BEGIN

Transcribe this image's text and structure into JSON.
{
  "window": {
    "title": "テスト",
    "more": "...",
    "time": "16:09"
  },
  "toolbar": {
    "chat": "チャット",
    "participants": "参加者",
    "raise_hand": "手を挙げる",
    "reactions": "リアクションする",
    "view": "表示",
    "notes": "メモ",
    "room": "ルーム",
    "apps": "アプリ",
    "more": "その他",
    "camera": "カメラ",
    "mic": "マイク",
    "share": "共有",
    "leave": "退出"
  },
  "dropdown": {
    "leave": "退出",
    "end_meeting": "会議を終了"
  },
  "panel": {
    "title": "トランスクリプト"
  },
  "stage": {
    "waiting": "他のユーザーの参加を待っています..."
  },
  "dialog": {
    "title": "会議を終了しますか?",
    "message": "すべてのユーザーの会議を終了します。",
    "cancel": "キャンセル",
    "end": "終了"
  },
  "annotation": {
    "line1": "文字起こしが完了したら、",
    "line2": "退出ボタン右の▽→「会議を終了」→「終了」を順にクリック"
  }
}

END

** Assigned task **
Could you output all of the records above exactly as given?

** Response to the task **
Transcribe this image's text and structure into JSON.
{
  "window": {
    "title": "テスト",
    "more": "...",
    "time": "16:09"
  },
  "toolbar": {
    "chat": "チャット",
    "participants": "参加者",
    "raise_hand": "手を挙げる",
    "reactions": "リアクションする",
    "view": "表示",
    "notes": "メモ",
    "room": "ルーム",
    "apps": "アプリ",
    "more": "その他",
    "camera": "カメラ",
    "mic": "マイク",
    "share": "共有",
    "leave": "退出"
  },
  "dropdown": {
    "leave": "退出",
    "end_meeting": "会議を終了"
  },
  "panel": {
    "title": "トランスクリプト"
  },
  "stage": {
    "waiting": "他のユーザーの参加を待っています..."
  },
  "dialog": {
    "title": "会議を終了しますか?",
    "message": "すべてのユーザーの会議を終了します。",
    "cancel": "キャンセル",
    "end": "終了"
  },
  "annotation": {
    "line1": "文字起こしが完了したら、",
    "line2": "退出ボタン右の▽→「会議を終了」→「終了」を順にクリック"
  }
}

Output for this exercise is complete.